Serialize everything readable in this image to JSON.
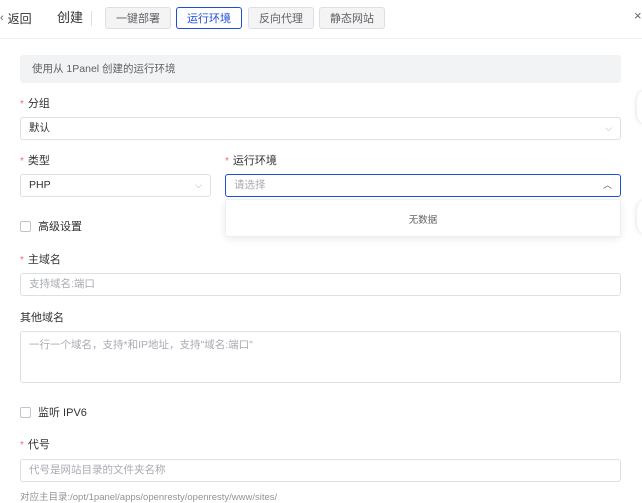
{
  "header": {
    "back_label": "返回",
    "title": "创建",
    "tabs": [
      {
        "label": "一键部署"
      },
      {
        "label": "运行环境"
      },
      {
        "label": "反向代理"
      },
      {
        "label": "静态网站"
      }
    ],
    "close_icon": "×"
  },
  "notice": "使用从 1Panel 创建的运行环境",
  "form": {
    "group": {
      "label": "分组",
      "value": "默认"
    },
    "type": {
      "label": "类型",
      "value": "PHP"
    },
    "runtime": {
      "label": "运行环境",
      "placeholder": "请选择",
      "dropdown_empty": "无数据"
    },
    "advanced": {
      "label": "高级设置"
    },
    "primary_domain": {
      "label": "主域名",
      "placeholder": "支持域名:端口"
    },
    "other_domains": {
      "label": "其他域名",
      "placeholder": "一行一个域名，支持*和IP地址，支持\"域名:端口\""
    },
    "listen_ipv6": {
      "label": "监听 IPV6"
    },
    "code": {
      "label": "代号",
      "placeholder": "代号是网站目录的文件夹名称"
    },
    "root_hint": "对应主目录:/opt/1panel/apps/openresty/openresty/www/sites/"
  },
  "colors": {
    "accent": "#1d4ed8",
    "required": "#f56c6c"
  }
}
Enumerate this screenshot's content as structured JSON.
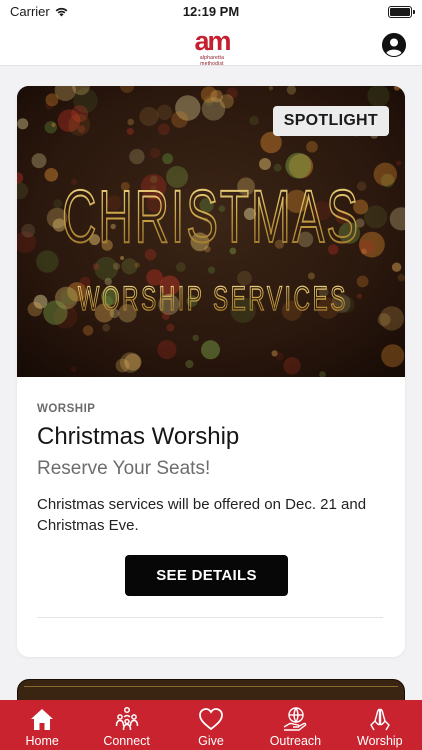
{
  "status_bar": {
    "carrier": "Carrier",
    "time": "12:19 PM"
  },
  "header": {
    "logo_mark": "am",
    "logo_text": "alpharetta methodist"
  },
  "spotlight_card": {
    "badge": "SPOTLIGHT",
    "image_text_line1": "CHRISTMAS",
    "image_text_line2": "WORSHIP SERVICES",
    "category": "WORSHIP",
    "title": "Christmas Worship",
    "subtitle": "Reserve Your Seats!",
    "description": "Christmas services will be offered on Dec. 21 and Christmas Eve.",
    "button_label": "SEE DETAILS"
  },
  "tabs": [
    {
      "label": "Home",
      "icon": "home-icon"
    },
    {
      "label": "Connect",
      "icon": "connect-icon"
    },
    {
      "label": "Give",
      "icon": "heart-icon"
    },
    {
      "label": "Outreach",
      "icon": "globe-hand-icon"
    },
    {
      "label": "Worship",
      "icon": "praying-hands-icon"
    }
  ],
  "colors": {
    "brand_red": "#c8232e",
    "logo_red": "#c4202e",
    "button_black": "#070707",
    "gold": "#d4b25a"
  }
}
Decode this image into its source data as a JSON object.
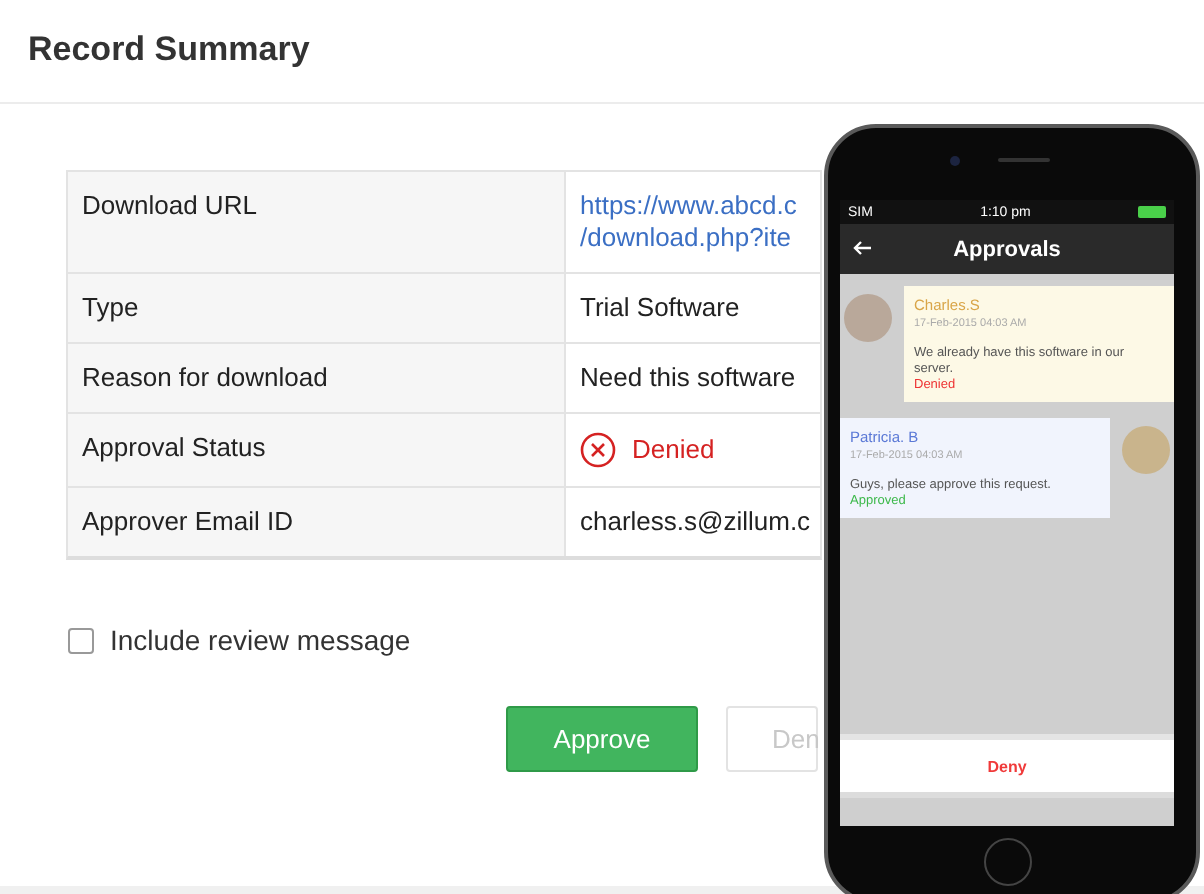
{
  "page": {
    "title": "Record Summary"
  },
  "details": {
    "rows": [
      {
        "label": "Download URL",
        "kind": "link",
        "lines": [
          "https://www.abcd.c",
          "/download.php?ite"
        ]
      },
      {
        "label": "Type",
        "kind": "text",
        "lines": [
          "Trial Software"
        ]
      },
      {
        "label": "Reason for download",
        "kind": "text",
        "lines": [
          "Need this software"
        ]
      },
      {
        "label": "Approval Status",
        "kind": "status",
        "lines": [
          "Denied"
        ]
      },
      {
        "label": "Approver Email ID",
        "kind": "text",
        "lines": [
          "charless.s@zillum.c"
        ]
      }
    ]
  },
  "review_option": {
    "label": "Include review message",
    "checked": false
  },
  "buttons": [
    {
      "label": "Approve",
      "kind": "primary"
    },
    {
      "label": "Den",
      "kind": "secondary"
    }
  ],
  "phone": {
    "carrier": "SIM",
    "time": "1:10 pm",
    "title": "Approvals",
    "messages": [
      {
        "author": "Charles.S",
        "date": "17-Feb-2015 04:03 AM",
        "text": "We already have this software in our server.",
        "status": "Denied",
        "color": "#ee3333",
        "kind": "incoming"
      },
      {
        "author": "Patricia. B",
        "date": "17-Feb-2015 04:03 AM",
        "text": "Guys, please approve this request.",
        "status": "Approved",
        "color": "#3cb84a",
        "kind": "outgoing"
      }
    ],
    "action": "Deny"
  }
}
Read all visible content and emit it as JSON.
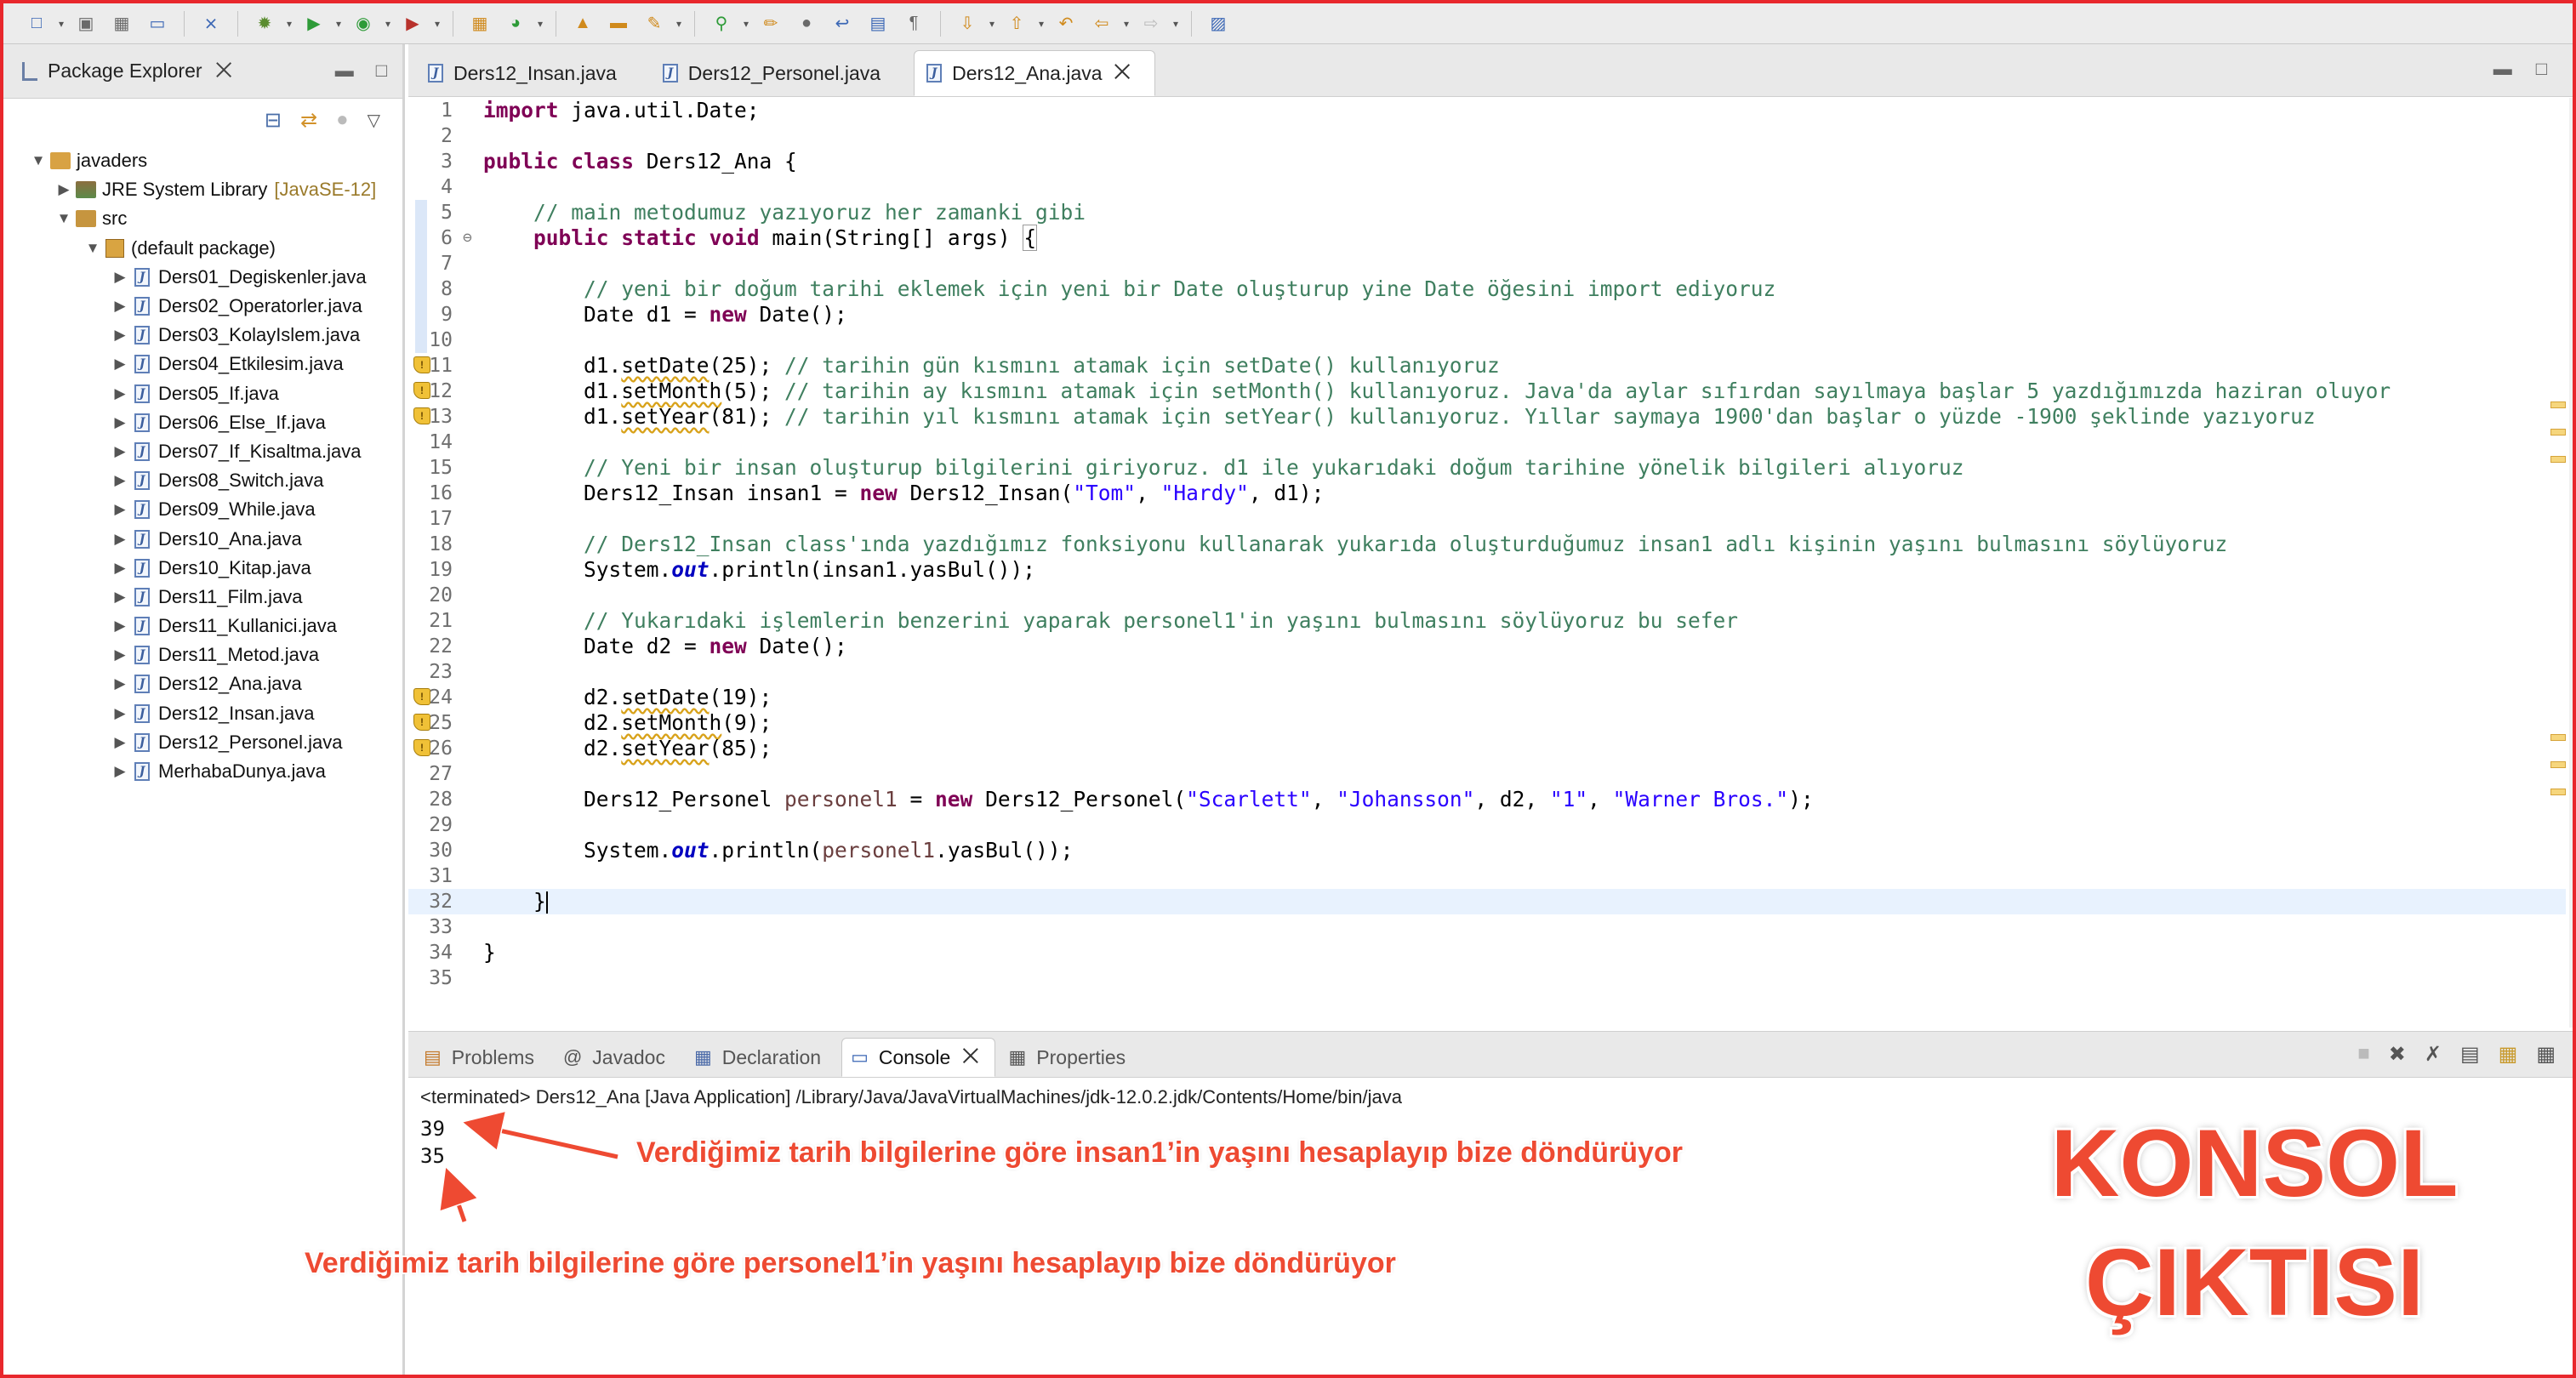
{
  "toolbar": {
    "buttons": [
      "new-file-icon",
      "save-icon",
      "save-all-icon",
      "terminal-icon",
      "skip-breakpoints-icon",
      "debug-icon",
      "run-icon",
      "coverage-icon",
      "external-tools-icon",
      "new-java-project-icon",
      "new-package-icon",
      "new-class-icon",
      "open-type-icon",
      "open-task-icon",
      "search-icon",
      "mark-occurrences-icon",
      "block-select-icon",
      "word-wrap-icon",
      "show-whitespace-icon",
      "next-annotation-icon",
      "prev-annotation-icon",
      "last-edit-icon",
      "back-icon",
      "forward-icon",
      "perspective-icon"
    ]
  },
  "explorer": {
    "title": "Package Explorer",
    "project": "javaders",
    "library": "JRE System Library",
    "library_version": "[JavaSE-12]",
    "src": "src",
    "package": "(default package)",
    "files": [
      "Ders01_Degiskenler.java",
      "Ders02_Operatorler.java",
      "Ders03_KolayIslem.java",
      "Ders04_Etkilesim.java",
      "Ders05_If.java",
      "Ders06_Else_If.java",
      "Ders07_If_Kisaltma.java",
      "Ders08_Switch.java",
      "Ders09_While.java",
      "Ders10_Ana.java",
      "Ders10_Kitap.java",
      "Ders11_Film.java",
      "Ders11_Kullanici.java",
      "Ders11_Metod.java",
      "Ders12_Ana.java",
      "Ders12_Insan.java",
      "Ders12_Personel.java",
      "MerhabaDunya.java"
    ]
  },
  "editor": {
    "tabs": [
      {
        "label": "Ders12_Insan.java",
        "active": false
      },
      {
        "label": "Ders12_Personel.java",
        "active": false
      },
      {
        "label": "Ders12_Ana.java",
        "active": true
      }
    ],
    "lines": [
      "1",
      "2",
      "3",
      "4",
      "5",
      "6",
      "7",
      "8",
      "9",
      "10",
      "11",
      "12",
      "13",
      "14",
      "15",
      "16",
      "17",
      "18",
      "19",
      "20",
      "21",
      "22",
      "23",
      "24",
      "25",
      "26",
      "27",
      "28",
      "29",
      "30",
      "31",
      "32",
      "33",
      "34",
      "35"
    ],
    "code": {
      "l1_kw": "import",
      "l1": " java.util.Date;",
      "l3_kw1": "public",
      "l3_kw2": "class",
      "l3": " Ders12_Ana {",
      "l5": "    // main metodumuz yazıyoruz her zamanki gibi",
      "l6_kw1": "public",
      "l6_kw2": "static",
      "l6_kw3": "void",
      "l6a": " main(String[] args) ",
      "l6b": "{",
      "l8": "        // yeni bir doğum tarihi eklemek için yeni bir Date oluşturup yine Date öğesini import ediyoruz",
      "l9a": "        Date d1 = ",
      "l9_kw": "new",
      "l9b": " Date();",
      "l11a": "        d1.",
      "l11_m": "setDate",
      "l11b": "(25); ",
      "l11c": "// tarihin gün kısmını atamak için setDate() kullanıyoruz",
      "l12a": "        d1.",
      "l12_m": "setMonth",
      "l12b": "(5); ",
      "l12c": "// tarihin ay kısmını atamak için setMonth() kullanıyoruz. Java'da aylar sıfırdan sayılmaya başlar 5 yazdığımızda haziran oluyor",
      "l13a": "        d1.",
      "l13_m": "setYear",
      "l13b": "(81); ",
      "l13c": "// tarihin yıl kısmını atamak için setYear() kullanıyoruz. Yıllar saymaya 1900'dan başlar o yüzde -1900 şeklinde yazıyoruz",
      "l15": "        // Yeni bir insan oluşturup bilgilerini giriyoruz. d1 ile yukarıdaki doğum tarihine yönelik bilgileri alıyoruz",
      "l16a": "        Ders12_Insan insan1 = ",
      "l16_kw": "new",
      "l16b": " Ders12_Insan(",
      "l16_s1": "\"Tom\"",
      "l16c": ", ",
      "l16_s2": "\"Hardy\"",
      "l16d": ", d1);",
      "l18": "        // Ders12_Insan class'ında yazdığımız fonksiyonu kullanarak yukarıda oluşturduğumuz insan1 adlı kişinin yaşını bulmasını söylüyoruz",
      "l19a": "        System.",
      "l19_f": "out",
      "l19b": ".println(insan1.yasBul());",
      "l21": "        // Yukarıdaki işlemlerin benzerini yaparak personel1'in yaşını bulmasını söylüyoruz bu sefer",
      "l22a": "        Date d2 = ",
      "l22_kw": "new",
      "l22b": " Date();",
      "l24a": "        d2.",
      "l24_m": "setDate",
      "l24b": "(19);",
      "l25a": "        d2.",
      "l25_m": "setMonth",
      "l25b": "(9);",
      "l26a": "        d2.",
      "l26_m": "setYear",
      "l26b": "(85);",
      "l28a": "        Ders12_Personel ",
      "l28_v": "personel1",
      "l28b": " = ",
      "l28_kw": "new",
      "l28c": " Ders12_Personel(",
      "l28_s1": "\"Scarlett\"",
      "l28d": ", ",
      "l28_s2": "\"Johansson\"",
      "l28e": ", d2, ",
      "l28_s3": "\"1\"",
      "l28f": ", ",
      "l28_s4": "\"Warner Bros.\"",
      "l28g": ");",
      "l30a": "        System.",
      "l30_f": "out",
      "l30b": ".println(",
      "l30_v": "personel1",
      "l30c": ".yasBul());",
      "l32": "    }",
      "l34": "}"
    }
  },
  "console": {
    "tabs": [
      {
        "label": "Problems",
        "icon": "problems-icon"
      },
      {
        "label": "Javadoc",
        "icon": "javadoc-icon"
      },
      {
        "label": "Declaration",
        "icon": "declaration-icon"
      },
      {
        "label": "Console",
        "icon": "console-icon",
        "active": true
      },
      {
        "label": "Properties",
        "icon": "properties-icon"
      }
    ],
    "header": "<terminated> Ders12_Ana [Java Application] /Library/Java/JavaVirtualMachines/jdk-12.0.2.jdk/Contents/Home/bin/java",
    "output": [
      "39",
      "35"
    ]
  },
  "annotations": {
    "insan": "Verdiğimiz tarih bilgilerine göre insan1’in yaşını hesaplayıp bize döndürüyor",
    "personel": "Verdiğimiz tarih bilgilerine göre personel1’in yaşını hesaplayıp bize döndürüyor",
    "title_line1": "KONSOL",
    "title_line2": "ÇIKTISI"
  },
  "colors": {
    "keyword": "#7f0055",
    "comment": "#3f7f5f",
    "string": "#2a00ff",
    "static_field": "#0000c0",
    "annotation": "#ee4a32",
    "frame": "#e8272c"
  }
}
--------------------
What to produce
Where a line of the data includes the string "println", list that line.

Answer to this problem
      "l19b": ".println(insan1.yasBul());",
      "l30b": ".println(",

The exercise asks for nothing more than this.